- [Requirement] The word "Gopoúva" marks the lines to copy; find all of them in the entries below.

[Excerpts from an interface dataset]
= = = = =

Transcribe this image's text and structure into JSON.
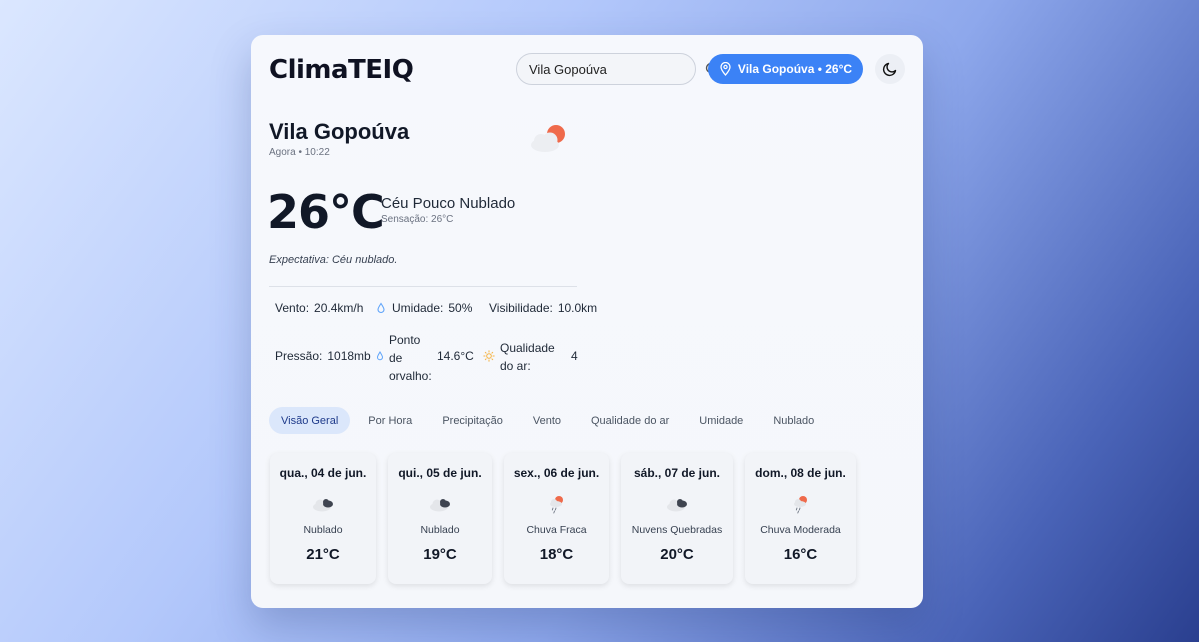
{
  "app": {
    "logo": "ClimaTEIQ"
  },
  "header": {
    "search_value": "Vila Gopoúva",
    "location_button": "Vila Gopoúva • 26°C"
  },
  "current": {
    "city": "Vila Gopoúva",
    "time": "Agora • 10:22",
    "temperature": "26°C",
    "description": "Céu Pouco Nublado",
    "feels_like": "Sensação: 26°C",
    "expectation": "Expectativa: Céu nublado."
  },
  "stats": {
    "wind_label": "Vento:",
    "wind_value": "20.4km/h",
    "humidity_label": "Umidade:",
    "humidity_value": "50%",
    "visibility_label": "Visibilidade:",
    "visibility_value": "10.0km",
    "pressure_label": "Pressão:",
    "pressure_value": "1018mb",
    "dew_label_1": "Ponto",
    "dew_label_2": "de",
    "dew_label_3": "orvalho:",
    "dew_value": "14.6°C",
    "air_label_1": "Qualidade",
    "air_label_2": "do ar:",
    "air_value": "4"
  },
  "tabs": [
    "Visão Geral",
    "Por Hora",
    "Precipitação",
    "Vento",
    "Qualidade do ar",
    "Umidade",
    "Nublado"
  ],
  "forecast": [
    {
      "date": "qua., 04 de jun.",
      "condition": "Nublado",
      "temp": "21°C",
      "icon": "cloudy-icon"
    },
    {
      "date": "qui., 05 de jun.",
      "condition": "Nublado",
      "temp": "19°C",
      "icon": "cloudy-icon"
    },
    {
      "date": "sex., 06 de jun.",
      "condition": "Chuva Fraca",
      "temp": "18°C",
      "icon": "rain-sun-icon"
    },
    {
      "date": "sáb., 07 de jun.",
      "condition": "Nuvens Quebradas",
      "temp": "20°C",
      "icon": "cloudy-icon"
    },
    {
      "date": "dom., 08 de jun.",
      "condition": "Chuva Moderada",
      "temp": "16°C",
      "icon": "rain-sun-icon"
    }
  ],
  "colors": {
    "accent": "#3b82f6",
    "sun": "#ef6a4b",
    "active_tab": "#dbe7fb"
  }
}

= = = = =

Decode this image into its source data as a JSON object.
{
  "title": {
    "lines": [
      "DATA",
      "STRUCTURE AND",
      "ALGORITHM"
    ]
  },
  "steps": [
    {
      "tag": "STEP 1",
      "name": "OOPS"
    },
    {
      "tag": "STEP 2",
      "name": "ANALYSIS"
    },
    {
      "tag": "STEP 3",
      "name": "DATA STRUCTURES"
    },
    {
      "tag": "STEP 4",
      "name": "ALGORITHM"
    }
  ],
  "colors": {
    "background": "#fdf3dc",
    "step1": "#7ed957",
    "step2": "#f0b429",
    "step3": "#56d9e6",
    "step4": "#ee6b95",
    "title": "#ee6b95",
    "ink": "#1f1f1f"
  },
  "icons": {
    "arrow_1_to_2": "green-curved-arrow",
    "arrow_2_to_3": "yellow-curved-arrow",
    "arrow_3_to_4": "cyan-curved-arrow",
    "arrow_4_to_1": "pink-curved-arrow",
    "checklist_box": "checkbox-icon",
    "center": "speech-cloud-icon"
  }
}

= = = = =

- [Answer to this exercise]
    "search_value": "Vila Gopoúva",
    "location_button": "Vila Gopoúva • 26°C"
    "city": "Vila Gopoúva",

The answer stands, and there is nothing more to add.